*WHAT IS REQUIRED*. Every record below must come back exactly as written, with the images dropped.

*Data about app and page elements*.
● ● ● ● ● ● ●
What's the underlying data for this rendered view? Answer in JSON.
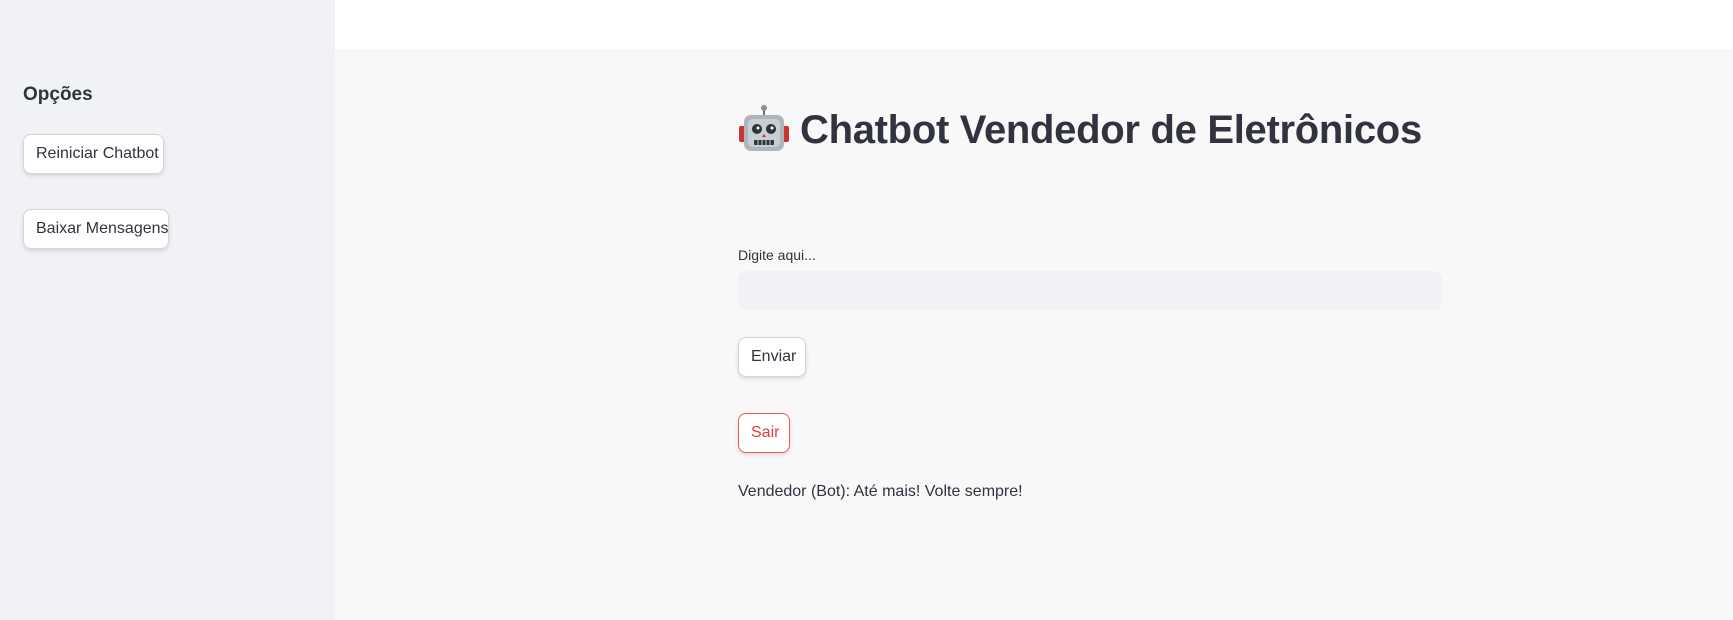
{
  "sidebar": {
    "title": "Opções",
    "buttons": [
      {
        "label": "Reiniciar Chatbot"
      },
      {
        "label": "Baixar Mensagens"
      }
    ]
  },
  "main": {
    "title_icon": "robot-icon",
    "title": "Chatbot Vendedor de Eletrônicos",
    "input": {
      "label": "Digite aqui...",
      "value": "",
      "placeholder": ""
    },
    "send_label": "Enviar",
    "exit_label": "Sair",
    "response": "Vendedor (Bot): Até mais! Volte sempre!"
  },
  "colors": {
    "sidebar_bg": "#f0f2f6",
    "main_bg": "#f8f8f9",
    "text": "#31333f",
    "exit_accent": "#e03c3c"
  }
}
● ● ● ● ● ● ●
*RESULT*.
What's the underlying data for this rendered view? Answer in JSON.
{
  "sidebar": {
    "title": "Opções",
    "buttons": [
      {
        "label": "Reiniciar Chatbot"
      },
      {
        "label": "Baixar Mensagens"
      }
    ]
  },
  "main": {
    "title_icon": "robot-icon",
    "title": "Chatbot Vendedor de Eletrônicos",
    "input": {
      "label": "Digite aqui...",
      "value": "",
      "placeholder": ""
    },
    "send_label": "Enviar",
    "exit_label": "Sair",
    "response": "Vendedor (Bot): Até mais! Volte sempre!"
  },
  "colors": {
    "sidebar_bg": "#f0f2f6",
    "main_bg": "#f8f8f9",
    "text": "#31333f",
    "exit_accent": "#e03c3c"
  }
}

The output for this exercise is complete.